#### PROMPT:
Find and copy each line of the data that includes "subtitle".

Stored data entries
════════════════

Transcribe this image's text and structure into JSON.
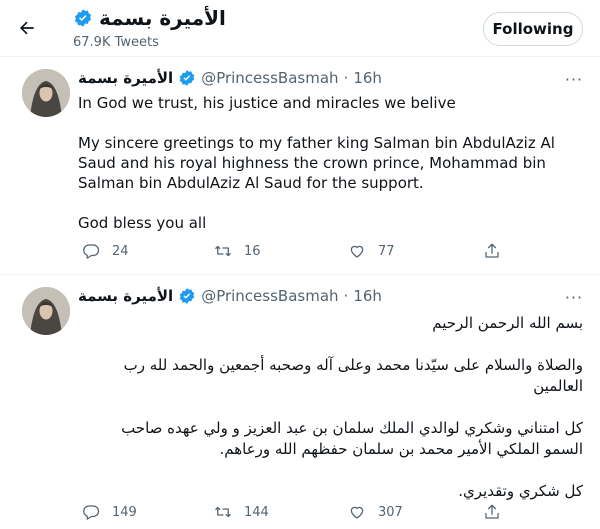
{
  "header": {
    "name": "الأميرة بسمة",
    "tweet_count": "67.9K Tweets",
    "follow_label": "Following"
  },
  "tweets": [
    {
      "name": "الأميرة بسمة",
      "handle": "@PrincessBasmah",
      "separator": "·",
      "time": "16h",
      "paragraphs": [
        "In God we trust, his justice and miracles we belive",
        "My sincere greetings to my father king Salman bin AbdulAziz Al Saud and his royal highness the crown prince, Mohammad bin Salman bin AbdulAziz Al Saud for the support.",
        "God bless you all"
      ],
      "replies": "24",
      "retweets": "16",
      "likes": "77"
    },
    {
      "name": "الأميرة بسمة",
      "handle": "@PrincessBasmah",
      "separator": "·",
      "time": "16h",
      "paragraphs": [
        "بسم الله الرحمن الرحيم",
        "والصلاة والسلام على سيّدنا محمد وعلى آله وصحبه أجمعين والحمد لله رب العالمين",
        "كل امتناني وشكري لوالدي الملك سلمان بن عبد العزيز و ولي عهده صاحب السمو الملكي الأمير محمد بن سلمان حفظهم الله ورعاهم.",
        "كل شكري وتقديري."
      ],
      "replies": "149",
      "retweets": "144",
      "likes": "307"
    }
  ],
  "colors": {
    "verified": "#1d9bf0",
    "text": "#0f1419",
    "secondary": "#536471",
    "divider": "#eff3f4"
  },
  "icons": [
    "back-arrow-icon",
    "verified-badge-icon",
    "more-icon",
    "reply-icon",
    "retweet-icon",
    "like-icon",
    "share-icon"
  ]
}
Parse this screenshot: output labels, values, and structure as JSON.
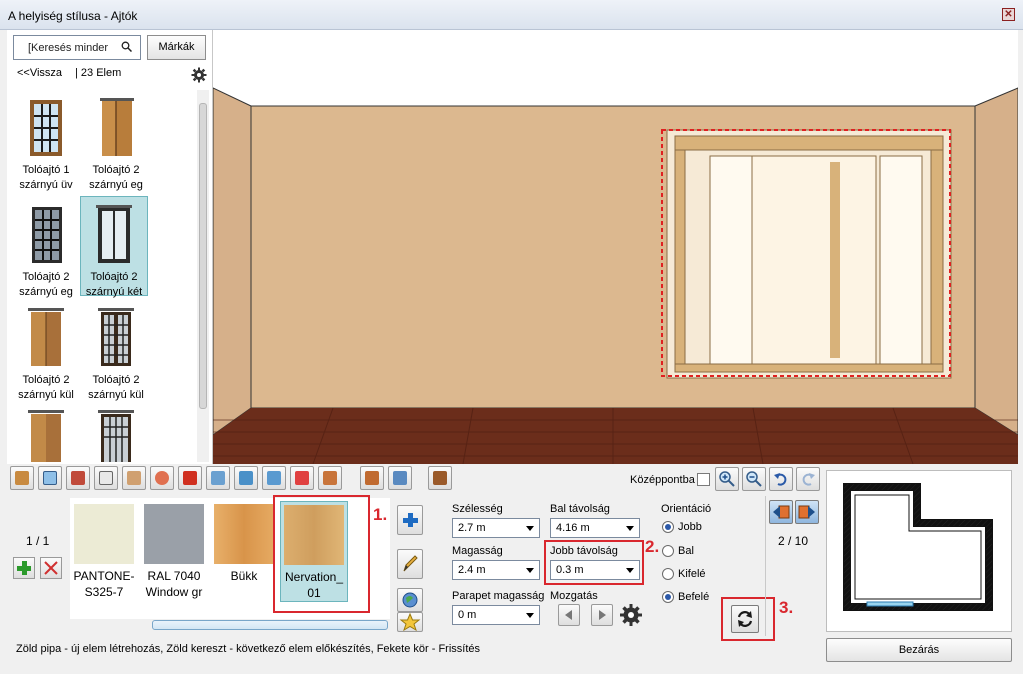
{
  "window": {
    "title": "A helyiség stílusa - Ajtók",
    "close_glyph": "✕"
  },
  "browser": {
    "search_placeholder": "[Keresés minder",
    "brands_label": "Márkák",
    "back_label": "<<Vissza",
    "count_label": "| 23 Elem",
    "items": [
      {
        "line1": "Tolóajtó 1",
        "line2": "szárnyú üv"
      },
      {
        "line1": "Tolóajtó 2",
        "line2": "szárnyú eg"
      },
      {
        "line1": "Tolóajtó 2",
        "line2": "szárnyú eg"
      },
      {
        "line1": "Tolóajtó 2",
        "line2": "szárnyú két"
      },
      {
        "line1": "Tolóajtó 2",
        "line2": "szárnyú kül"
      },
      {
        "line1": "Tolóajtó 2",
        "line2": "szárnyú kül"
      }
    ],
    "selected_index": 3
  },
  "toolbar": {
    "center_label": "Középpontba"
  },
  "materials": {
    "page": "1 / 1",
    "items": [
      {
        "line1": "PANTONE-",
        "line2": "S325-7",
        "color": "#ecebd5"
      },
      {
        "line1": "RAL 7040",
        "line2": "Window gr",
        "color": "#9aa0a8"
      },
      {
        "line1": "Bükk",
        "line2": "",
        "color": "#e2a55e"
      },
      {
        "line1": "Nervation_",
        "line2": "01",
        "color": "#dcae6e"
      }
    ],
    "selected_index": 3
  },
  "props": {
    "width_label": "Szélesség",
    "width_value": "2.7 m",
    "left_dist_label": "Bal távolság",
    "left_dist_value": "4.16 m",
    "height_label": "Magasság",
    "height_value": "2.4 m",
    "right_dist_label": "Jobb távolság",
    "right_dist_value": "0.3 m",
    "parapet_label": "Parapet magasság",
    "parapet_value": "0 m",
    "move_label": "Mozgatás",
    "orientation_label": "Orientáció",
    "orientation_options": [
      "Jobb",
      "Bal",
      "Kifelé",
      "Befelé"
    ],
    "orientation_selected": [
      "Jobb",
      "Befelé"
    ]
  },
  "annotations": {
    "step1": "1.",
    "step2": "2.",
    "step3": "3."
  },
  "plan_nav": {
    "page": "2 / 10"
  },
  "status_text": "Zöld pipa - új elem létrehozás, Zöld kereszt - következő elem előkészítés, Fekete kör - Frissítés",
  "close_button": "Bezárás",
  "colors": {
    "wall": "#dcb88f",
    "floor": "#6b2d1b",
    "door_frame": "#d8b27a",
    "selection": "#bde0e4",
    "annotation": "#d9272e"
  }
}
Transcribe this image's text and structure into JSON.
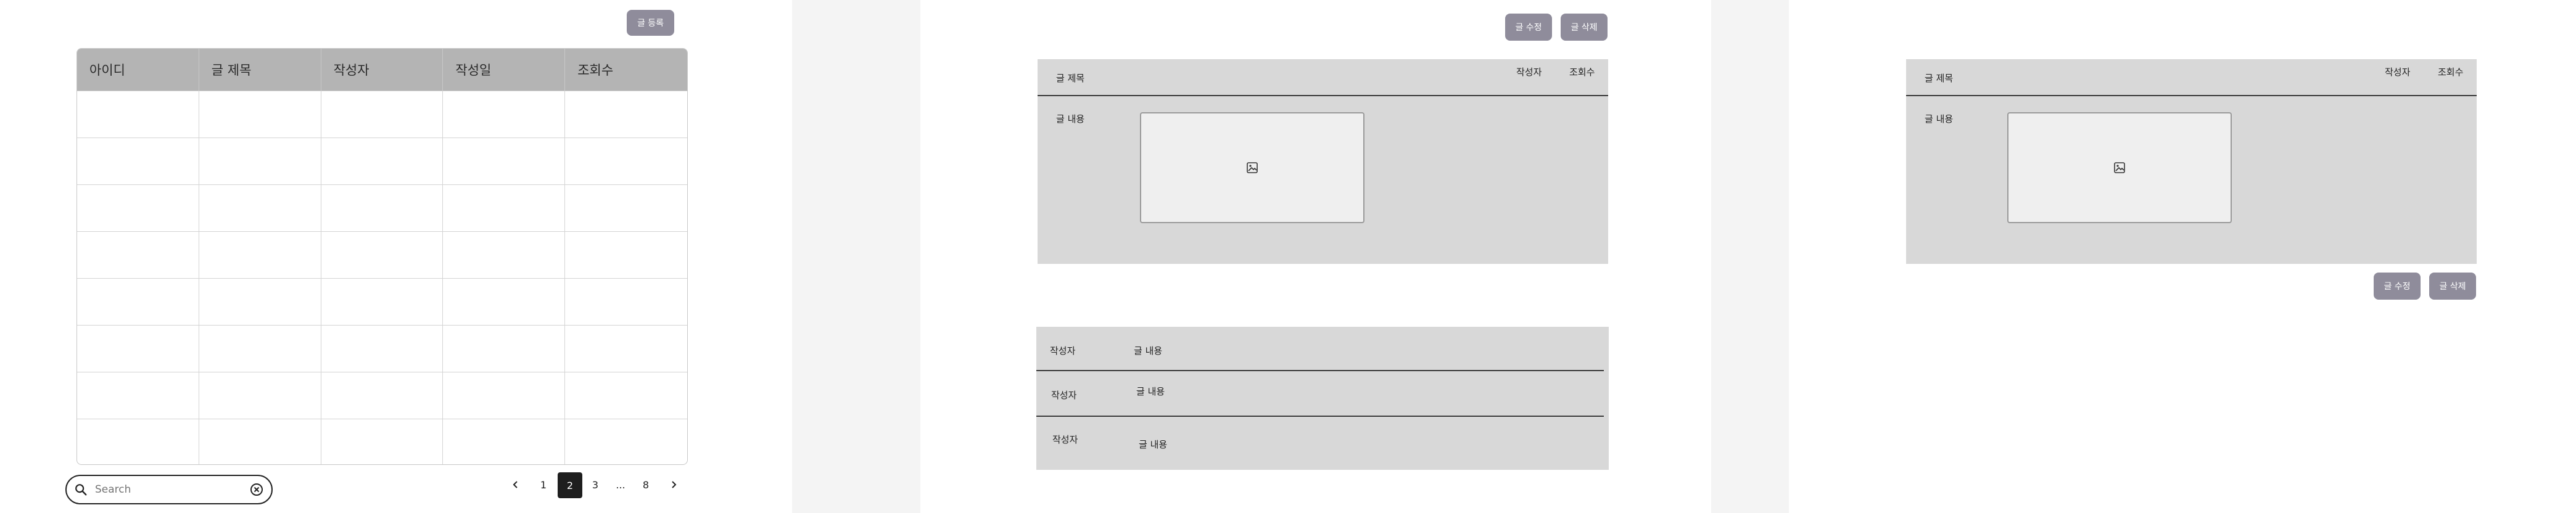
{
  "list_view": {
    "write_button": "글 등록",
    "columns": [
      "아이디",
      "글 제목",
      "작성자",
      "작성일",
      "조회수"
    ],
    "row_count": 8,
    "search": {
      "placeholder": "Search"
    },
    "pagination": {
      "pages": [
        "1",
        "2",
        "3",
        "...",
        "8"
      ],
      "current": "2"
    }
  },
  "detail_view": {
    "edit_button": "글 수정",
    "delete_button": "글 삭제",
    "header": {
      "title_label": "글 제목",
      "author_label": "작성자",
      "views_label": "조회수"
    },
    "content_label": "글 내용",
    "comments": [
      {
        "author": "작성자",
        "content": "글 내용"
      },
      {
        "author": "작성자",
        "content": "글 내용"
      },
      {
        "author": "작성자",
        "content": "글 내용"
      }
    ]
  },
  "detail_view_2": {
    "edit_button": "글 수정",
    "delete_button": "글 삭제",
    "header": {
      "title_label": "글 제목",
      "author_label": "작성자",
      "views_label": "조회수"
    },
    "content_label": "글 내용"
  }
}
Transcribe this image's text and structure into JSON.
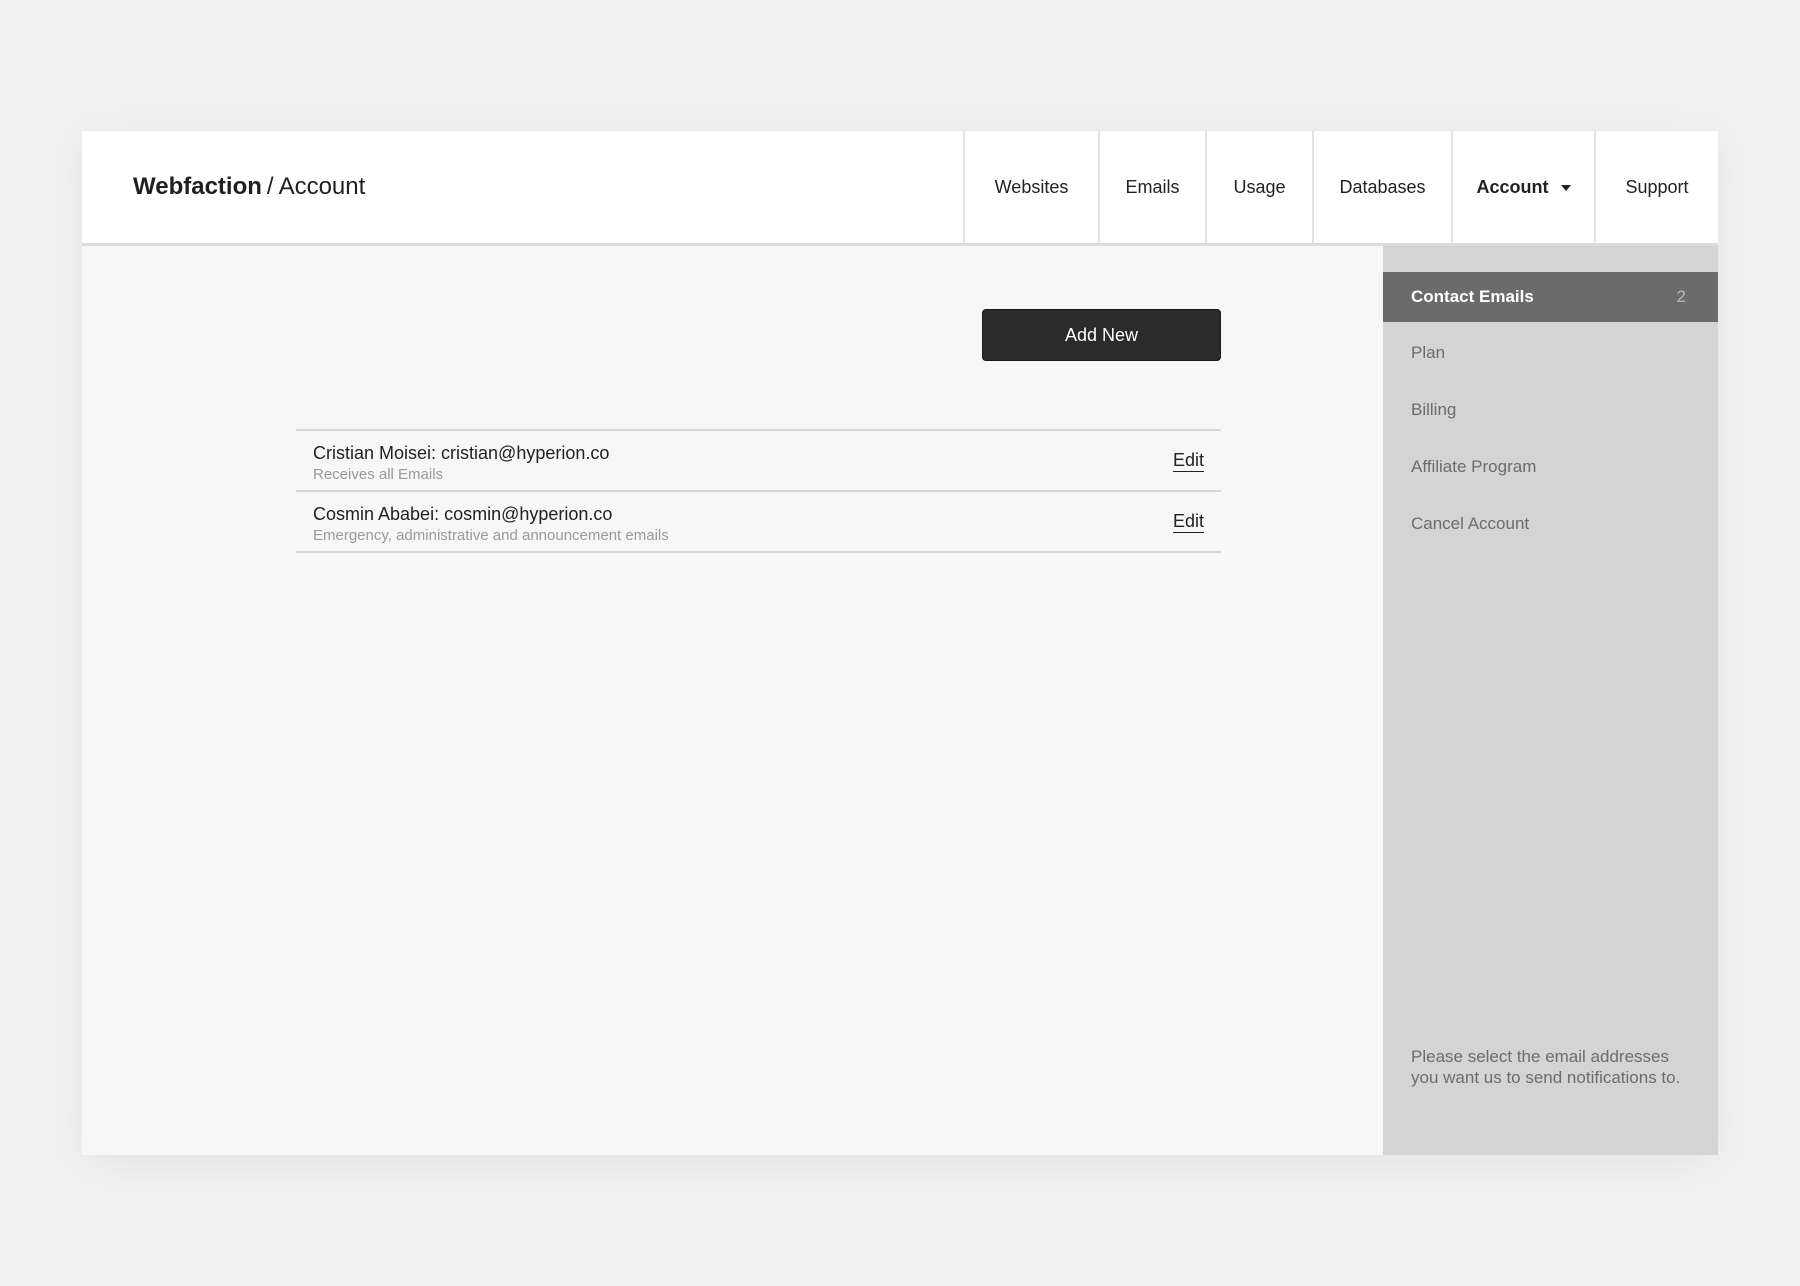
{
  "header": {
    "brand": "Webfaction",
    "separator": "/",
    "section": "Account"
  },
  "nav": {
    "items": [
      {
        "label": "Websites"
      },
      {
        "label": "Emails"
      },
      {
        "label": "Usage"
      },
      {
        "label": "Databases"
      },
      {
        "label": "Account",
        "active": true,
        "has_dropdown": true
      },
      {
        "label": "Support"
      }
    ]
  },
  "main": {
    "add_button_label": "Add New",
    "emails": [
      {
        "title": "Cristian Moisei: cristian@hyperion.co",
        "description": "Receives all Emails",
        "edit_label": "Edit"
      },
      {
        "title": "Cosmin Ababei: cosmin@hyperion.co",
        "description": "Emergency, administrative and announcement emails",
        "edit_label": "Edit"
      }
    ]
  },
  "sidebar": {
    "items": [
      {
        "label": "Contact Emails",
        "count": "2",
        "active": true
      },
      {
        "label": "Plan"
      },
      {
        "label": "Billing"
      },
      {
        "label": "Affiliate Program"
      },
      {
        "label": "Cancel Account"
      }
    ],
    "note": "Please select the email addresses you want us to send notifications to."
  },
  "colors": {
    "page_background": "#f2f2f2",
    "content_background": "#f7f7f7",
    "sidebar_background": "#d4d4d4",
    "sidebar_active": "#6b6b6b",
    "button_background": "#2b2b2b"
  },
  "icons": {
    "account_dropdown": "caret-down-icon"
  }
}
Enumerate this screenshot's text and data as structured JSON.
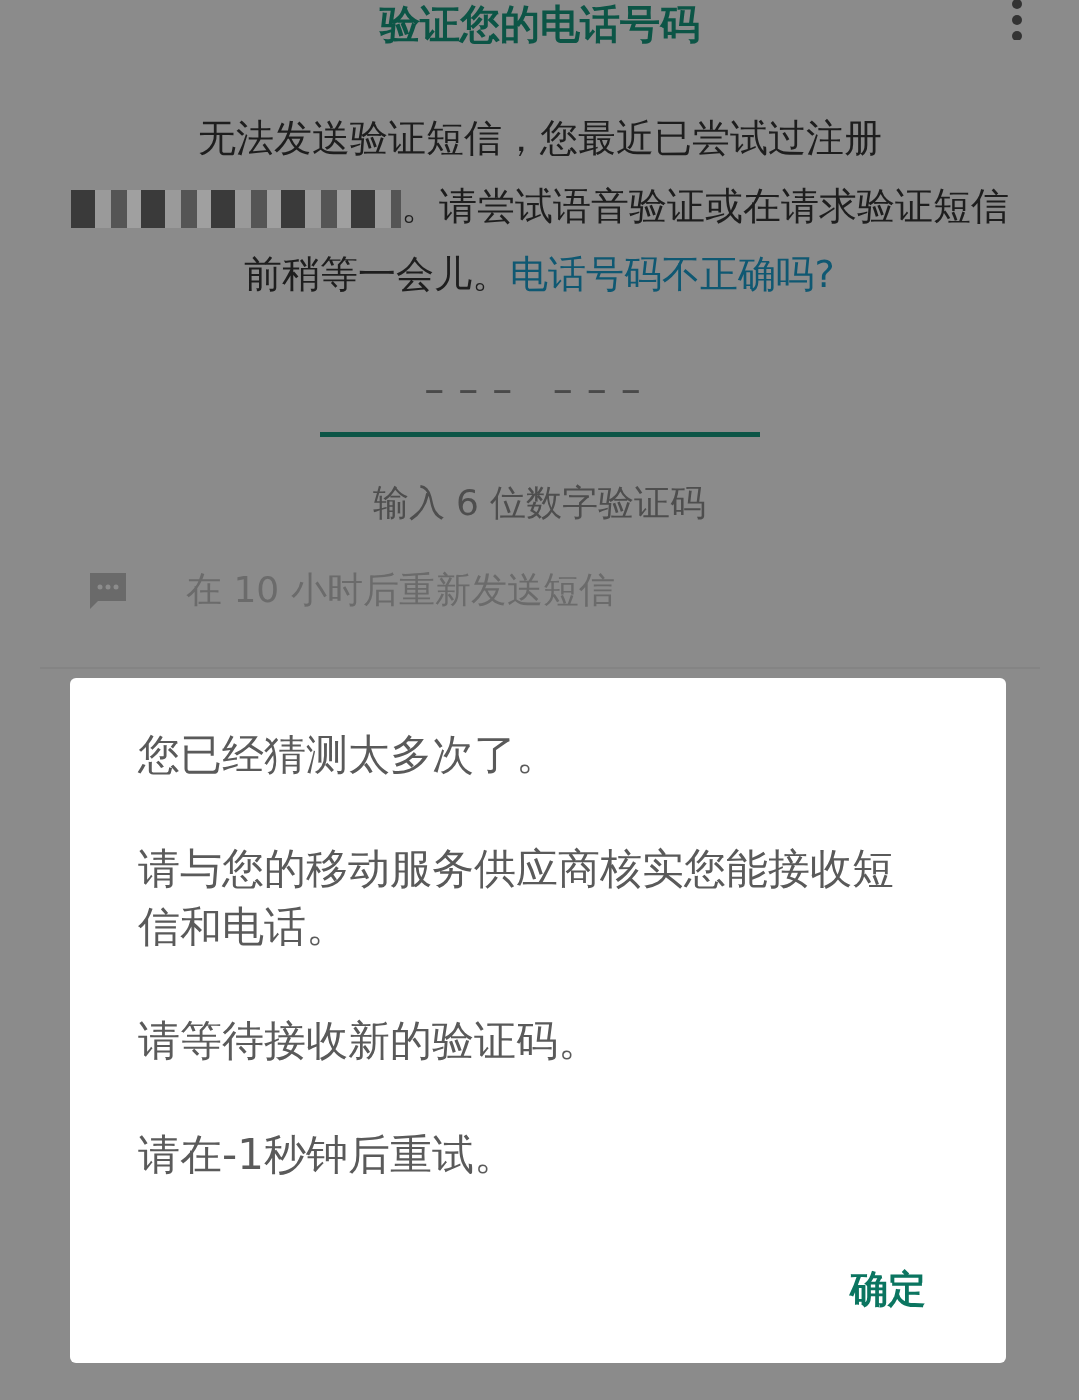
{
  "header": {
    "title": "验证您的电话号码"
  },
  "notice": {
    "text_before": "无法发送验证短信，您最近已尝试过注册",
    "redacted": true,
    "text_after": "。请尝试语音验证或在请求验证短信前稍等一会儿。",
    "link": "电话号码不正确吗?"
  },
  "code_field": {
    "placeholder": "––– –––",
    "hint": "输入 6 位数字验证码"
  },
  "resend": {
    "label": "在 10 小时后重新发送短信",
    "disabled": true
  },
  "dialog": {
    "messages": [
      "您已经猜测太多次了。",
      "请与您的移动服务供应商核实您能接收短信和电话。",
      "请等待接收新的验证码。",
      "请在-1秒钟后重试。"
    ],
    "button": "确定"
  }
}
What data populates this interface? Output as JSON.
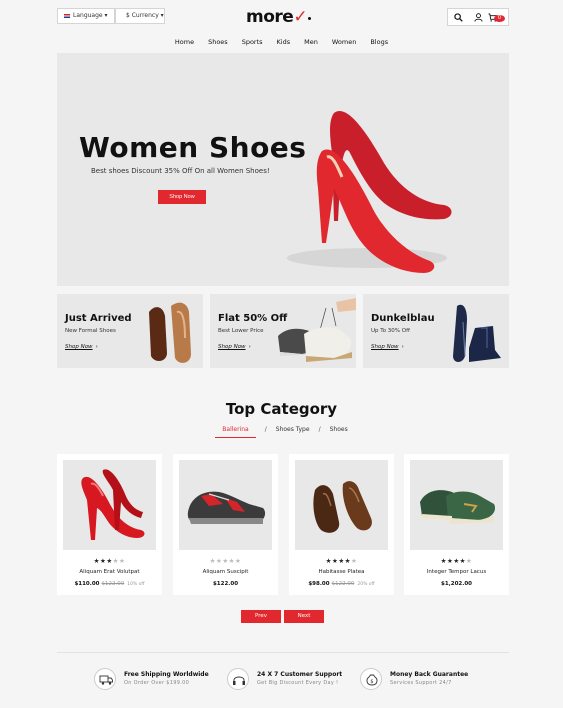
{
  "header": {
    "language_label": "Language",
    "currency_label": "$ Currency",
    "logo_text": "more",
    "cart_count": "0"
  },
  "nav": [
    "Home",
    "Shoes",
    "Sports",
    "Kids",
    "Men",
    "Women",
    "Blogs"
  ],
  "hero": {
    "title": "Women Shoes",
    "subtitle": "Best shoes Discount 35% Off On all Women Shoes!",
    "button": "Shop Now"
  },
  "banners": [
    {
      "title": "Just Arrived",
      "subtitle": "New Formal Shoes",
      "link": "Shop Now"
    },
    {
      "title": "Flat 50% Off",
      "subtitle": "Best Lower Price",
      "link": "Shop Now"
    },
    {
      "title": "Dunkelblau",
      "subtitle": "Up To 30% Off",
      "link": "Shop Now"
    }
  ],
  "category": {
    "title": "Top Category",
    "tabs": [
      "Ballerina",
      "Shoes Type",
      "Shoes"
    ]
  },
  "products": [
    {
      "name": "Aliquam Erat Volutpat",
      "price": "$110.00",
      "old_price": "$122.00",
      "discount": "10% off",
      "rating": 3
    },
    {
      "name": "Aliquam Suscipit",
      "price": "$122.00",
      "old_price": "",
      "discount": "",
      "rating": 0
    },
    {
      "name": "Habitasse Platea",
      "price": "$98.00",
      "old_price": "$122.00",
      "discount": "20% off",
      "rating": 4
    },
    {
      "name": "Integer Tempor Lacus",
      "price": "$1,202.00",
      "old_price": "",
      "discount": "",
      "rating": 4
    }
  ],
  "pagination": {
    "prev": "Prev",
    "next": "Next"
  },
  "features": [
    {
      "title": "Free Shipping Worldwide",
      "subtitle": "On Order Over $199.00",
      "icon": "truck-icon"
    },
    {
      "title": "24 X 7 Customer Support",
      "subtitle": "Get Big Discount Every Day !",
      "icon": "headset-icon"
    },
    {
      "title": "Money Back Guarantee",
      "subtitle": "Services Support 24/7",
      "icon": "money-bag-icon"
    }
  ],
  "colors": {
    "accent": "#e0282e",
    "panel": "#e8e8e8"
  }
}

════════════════

#### RESULT OF THE EXERCISE:
    "subtitle": "Best shoes Discount 35% Off On all Women Shoes!",
      "subtitle": "New Formal Shoes",
      "subtitle": "Best Lower Price",
      "subtitle": "Up To 30% Off",
      "subtitle": "On Order Over $199.00",
      "subtitle": "Get Big Discount Every Day !",
      "subtitle": "Services Support 24/7",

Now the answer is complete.